(Data excerpts)
┌──

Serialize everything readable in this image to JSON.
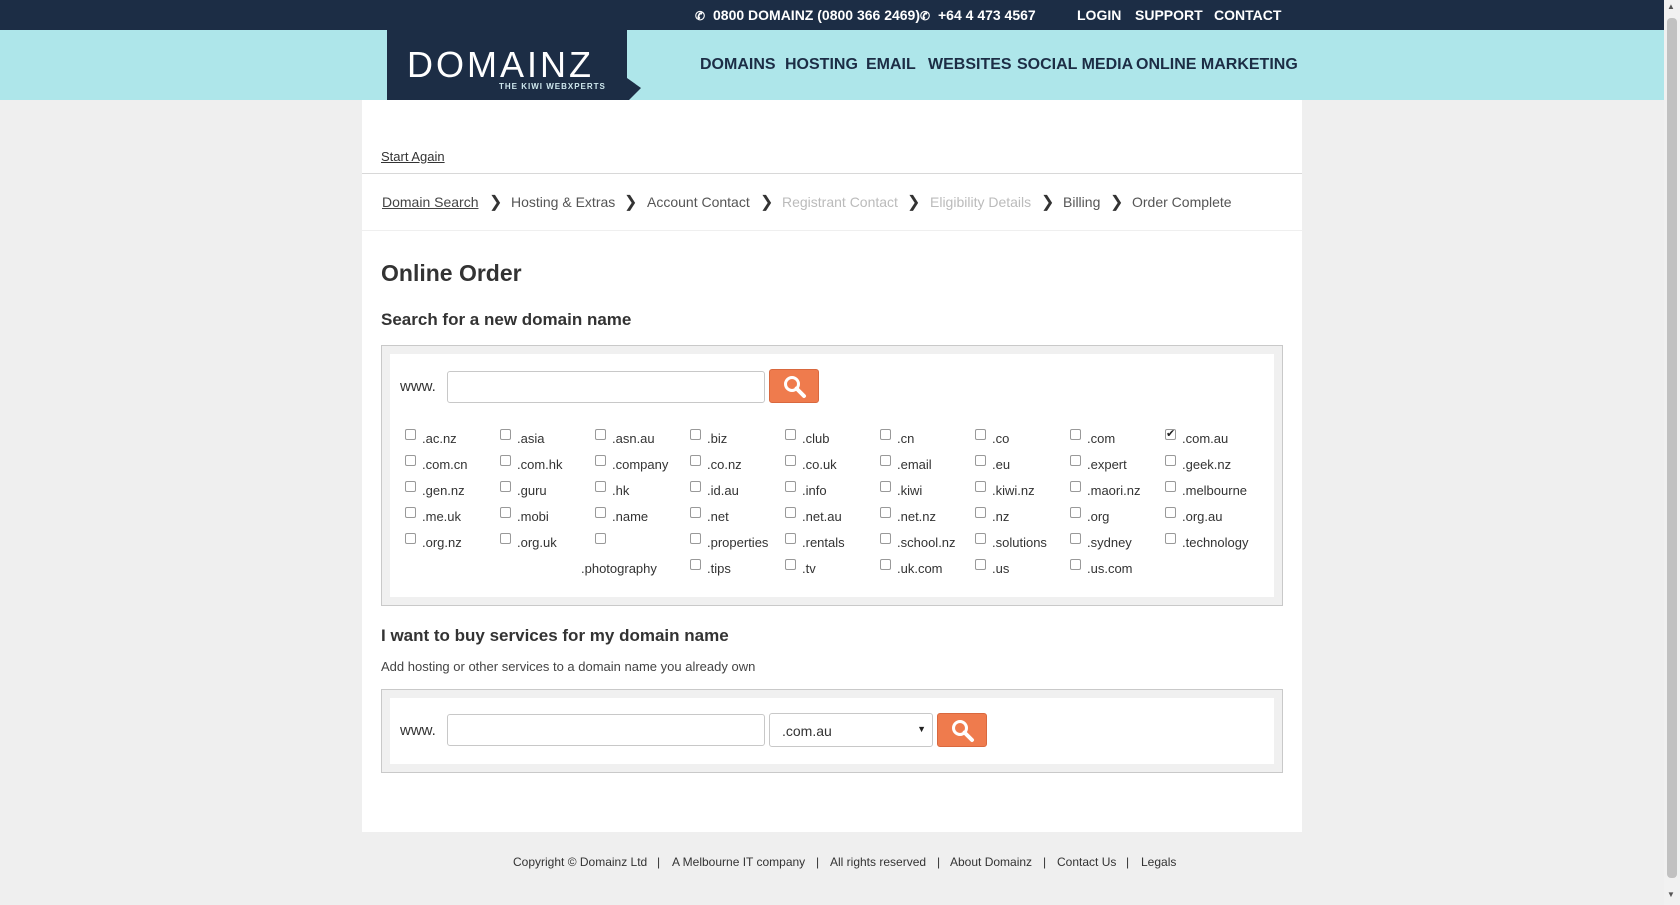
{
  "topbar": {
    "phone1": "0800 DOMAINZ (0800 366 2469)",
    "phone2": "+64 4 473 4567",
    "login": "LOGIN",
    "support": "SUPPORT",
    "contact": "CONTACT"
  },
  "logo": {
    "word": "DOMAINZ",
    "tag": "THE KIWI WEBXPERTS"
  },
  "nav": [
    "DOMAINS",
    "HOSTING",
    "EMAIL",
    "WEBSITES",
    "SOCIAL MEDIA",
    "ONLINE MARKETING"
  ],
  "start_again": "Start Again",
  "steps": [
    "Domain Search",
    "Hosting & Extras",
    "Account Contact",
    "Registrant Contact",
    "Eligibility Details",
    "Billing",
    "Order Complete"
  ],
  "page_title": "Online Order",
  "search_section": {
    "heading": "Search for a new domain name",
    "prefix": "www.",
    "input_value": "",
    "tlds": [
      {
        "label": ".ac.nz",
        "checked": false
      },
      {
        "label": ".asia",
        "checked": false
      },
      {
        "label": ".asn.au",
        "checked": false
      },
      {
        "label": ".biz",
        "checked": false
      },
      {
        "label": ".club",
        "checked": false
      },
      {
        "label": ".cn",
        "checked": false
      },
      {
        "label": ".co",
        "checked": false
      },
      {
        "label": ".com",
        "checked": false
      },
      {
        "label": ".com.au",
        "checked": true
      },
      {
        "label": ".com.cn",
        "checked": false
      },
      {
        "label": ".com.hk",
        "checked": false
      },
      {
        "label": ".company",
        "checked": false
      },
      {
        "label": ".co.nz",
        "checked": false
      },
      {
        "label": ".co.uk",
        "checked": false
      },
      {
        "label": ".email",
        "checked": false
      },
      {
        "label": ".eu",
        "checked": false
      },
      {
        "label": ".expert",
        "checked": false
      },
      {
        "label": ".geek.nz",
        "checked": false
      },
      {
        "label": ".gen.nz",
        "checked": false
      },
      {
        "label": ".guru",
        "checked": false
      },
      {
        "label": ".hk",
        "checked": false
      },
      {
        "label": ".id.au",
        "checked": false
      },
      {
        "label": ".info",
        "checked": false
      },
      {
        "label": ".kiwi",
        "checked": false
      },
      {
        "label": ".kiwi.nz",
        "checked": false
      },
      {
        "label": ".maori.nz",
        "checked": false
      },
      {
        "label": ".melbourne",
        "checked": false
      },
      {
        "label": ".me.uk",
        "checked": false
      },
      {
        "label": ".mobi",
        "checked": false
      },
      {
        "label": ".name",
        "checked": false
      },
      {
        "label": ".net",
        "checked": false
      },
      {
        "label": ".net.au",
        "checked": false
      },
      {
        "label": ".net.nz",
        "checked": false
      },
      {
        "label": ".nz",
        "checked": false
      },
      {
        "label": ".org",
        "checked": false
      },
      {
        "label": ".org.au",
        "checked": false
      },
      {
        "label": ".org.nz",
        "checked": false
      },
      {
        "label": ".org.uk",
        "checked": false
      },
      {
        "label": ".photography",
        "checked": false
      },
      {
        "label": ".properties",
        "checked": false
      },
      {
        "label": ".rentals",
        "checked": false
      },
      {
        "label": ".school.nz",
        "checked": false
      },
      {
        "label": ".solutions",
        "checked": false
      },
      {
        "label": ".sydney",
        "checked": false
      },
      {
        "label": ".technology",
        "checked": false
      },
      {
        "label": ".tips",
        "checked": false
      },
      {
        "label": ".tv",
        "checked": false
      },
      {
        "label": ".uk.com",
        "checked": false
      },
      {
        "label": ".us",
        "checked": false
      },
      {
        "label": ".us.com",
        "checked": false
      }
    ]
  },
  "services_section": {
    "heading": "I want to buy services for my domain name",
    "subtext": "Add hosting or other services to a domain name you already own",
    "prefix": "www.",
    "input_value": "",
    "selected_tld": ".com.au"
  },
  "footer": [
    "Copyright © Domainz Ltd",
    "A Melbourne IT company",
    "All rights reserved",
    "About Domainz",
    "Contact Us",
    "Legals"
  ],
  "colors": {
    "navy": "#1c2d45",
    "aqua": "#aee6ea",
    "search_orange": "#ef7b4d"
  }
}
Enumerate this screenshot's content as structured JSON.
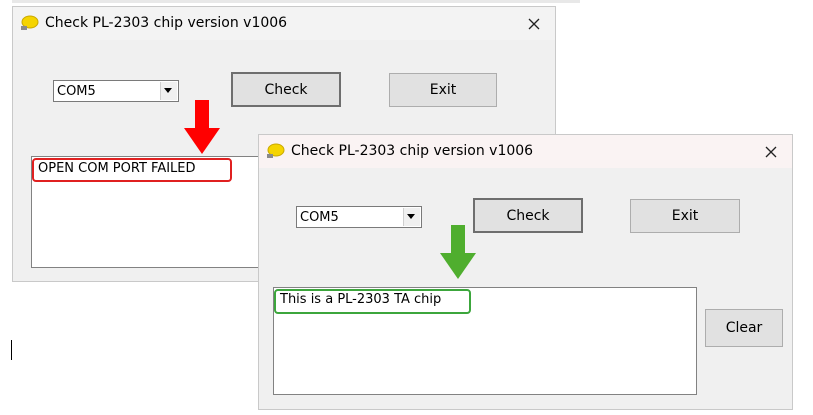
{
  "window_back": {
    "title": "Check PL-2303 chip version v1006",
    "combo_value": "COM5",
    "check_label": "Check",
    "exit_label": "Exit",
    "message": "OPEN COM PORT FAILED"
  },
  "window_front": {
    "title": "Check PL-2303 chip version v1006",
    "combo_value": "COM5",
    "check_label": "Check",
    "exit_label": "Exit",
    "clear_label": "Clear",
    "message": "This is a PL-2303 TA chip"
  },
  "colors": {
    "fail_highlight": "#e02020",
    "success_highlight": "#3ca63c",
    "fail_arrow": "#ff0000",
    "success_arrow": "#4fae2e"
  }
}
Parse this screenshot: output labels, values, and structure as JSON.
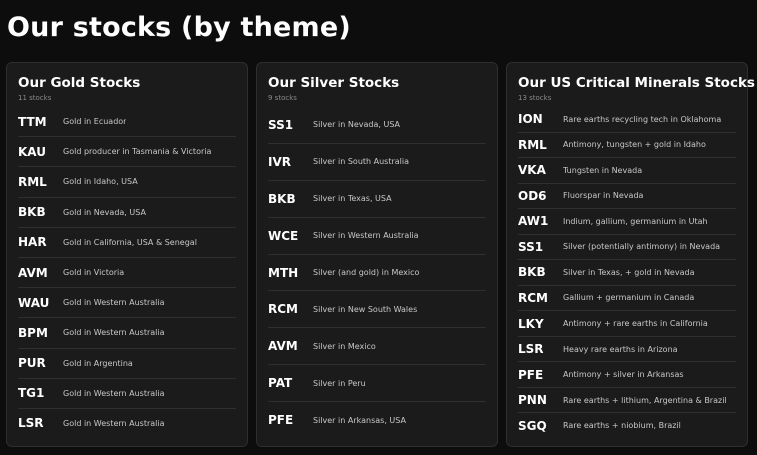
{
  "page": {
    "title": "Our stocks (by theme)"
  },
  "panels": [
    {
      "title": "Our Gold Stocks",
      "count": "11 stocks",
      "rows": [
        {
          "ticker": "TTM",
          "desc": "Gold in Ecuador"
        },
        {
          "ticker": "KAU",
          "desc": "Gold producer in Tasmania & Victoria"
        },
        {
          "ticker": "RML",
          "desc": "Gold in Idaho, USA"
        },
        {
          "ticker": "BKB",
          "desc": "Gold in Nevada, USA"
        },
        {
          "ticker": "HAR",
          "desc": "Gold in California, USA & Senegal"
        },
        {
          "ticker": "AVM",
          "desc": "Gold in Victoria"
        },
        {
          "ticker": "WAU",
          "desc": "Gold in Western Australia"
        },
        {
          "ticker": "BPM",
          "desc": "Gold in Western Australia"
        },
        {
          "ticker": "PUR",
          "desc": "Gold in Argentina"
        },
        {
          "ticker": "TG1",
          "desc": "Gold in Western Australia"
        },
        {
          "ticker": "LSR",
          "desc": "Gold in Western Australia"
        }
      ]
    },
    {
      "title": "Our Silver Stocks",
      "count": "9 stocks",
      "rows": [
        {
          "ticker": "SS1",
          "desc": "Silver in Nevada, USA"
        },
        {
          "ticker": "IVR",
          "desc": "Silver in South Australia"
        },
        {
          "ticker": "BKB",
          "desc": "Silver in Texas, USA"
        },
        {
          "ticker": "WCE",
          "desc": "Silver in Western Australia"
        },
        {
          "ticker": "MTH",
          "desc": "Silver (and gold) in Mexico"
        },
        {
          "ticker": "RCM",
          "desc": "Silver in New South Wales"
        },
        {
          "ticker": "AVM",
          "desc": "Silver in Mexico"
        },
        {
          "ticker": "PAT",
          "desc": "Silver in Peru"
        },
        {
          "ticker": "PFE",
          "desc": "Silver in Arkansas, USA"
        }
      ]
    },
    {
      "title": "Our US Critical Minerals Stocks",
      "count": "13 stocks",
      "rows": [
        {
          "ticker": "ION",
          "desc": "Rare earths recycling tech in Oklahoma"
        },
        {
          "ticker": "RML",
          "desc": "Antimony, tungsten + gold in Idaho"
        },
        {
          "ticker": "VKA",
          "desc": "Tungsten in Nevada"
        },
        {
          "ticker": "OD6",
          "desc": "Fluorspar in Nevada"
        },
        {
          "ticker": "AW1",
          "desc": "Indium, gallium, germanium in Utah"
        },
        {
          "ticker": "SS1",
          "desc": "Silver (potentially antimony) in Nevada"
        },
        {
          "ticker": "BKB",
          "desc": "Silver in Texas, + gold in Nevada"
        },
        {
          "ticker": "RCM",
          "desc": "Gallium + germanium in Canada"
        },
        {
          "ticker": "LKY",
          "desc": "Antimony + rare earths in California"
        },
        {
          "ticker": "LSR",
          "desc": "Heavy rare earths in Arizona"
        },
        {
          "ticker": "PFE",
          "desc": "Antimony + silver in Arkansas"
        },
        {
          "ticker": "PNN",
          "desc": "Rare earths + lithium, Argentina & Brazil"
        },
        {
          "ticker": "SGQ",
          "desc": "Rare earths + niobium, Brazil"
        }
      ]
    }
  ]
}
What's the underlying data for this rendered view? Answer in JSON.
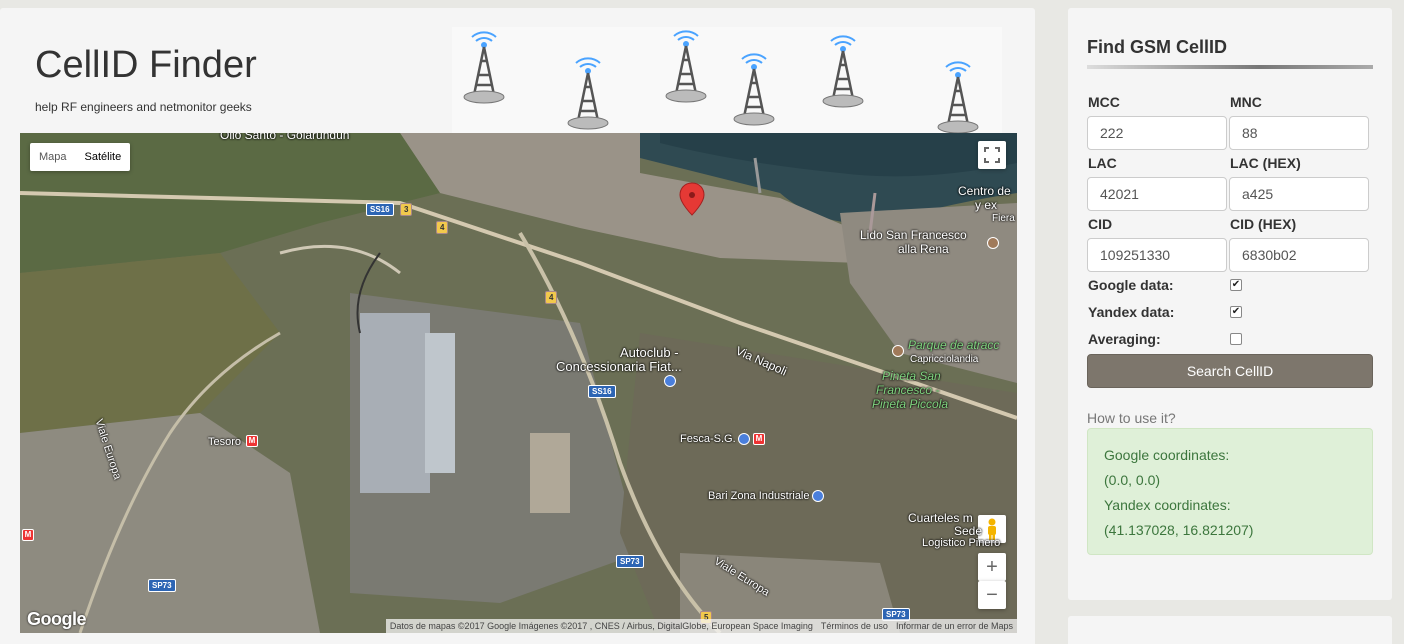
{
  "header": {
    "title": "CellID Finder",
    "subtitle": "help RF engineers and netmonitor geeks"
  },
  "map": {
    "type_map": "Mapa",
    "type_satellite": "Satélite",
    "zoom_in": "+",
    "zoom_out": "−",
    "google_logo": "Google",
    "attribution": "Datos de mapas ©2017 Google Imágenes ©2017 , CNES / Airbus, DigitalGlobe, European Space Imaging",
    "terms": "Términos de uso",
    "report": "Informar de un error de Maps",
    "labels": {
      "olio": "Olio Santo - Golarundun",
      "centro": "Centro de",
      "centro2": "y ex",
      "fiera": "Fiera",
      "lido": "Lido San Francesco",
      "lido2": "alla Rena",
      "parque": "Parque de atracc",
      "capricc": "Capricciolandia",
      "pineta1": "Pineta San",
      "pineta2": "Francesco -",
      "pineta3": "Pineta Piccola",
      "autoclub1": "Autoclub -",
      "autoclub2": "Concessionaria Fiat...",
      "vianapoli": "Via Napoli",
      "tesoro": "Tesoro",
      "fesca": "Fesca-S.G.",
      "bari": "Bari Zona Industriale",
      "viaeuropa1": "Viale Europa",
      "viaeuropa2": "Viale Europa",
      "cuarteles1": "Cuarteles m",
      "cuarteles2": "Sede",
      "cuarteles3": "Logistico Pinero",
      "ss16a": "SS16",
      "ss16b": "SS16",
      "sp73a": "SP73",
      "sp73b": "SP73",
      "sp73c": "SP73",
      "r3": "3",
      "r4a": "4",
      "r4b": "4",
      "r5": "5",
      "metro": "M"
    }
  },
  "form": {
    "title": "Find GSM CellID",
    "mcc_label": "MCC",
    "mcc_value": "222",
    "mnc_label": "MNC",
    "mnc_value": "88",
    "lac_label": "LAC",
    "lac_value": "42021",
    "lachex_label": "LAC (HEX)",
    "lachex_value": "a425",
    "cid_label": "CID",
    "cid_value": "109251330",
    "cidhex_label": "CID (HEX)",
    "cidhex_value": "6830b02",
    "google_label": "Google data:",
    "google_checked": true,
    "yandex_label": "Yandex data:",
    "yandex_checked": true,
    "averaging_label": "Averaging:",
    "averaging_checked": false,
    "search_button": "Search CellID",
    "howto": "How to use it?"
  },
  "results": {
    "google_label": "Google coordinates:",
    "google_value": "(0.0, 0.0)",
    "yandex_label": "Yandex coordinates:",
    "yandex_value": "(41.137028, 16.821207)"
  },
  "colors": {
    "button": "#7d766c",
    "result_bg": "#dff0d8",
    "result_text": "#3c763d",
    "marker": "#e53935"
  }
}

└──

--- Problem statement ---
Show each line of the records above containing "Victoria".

--- Final answer ---
          "desc": "Gold producer in Tasmania & Victoria"
          "desc": "Gold in Victoria"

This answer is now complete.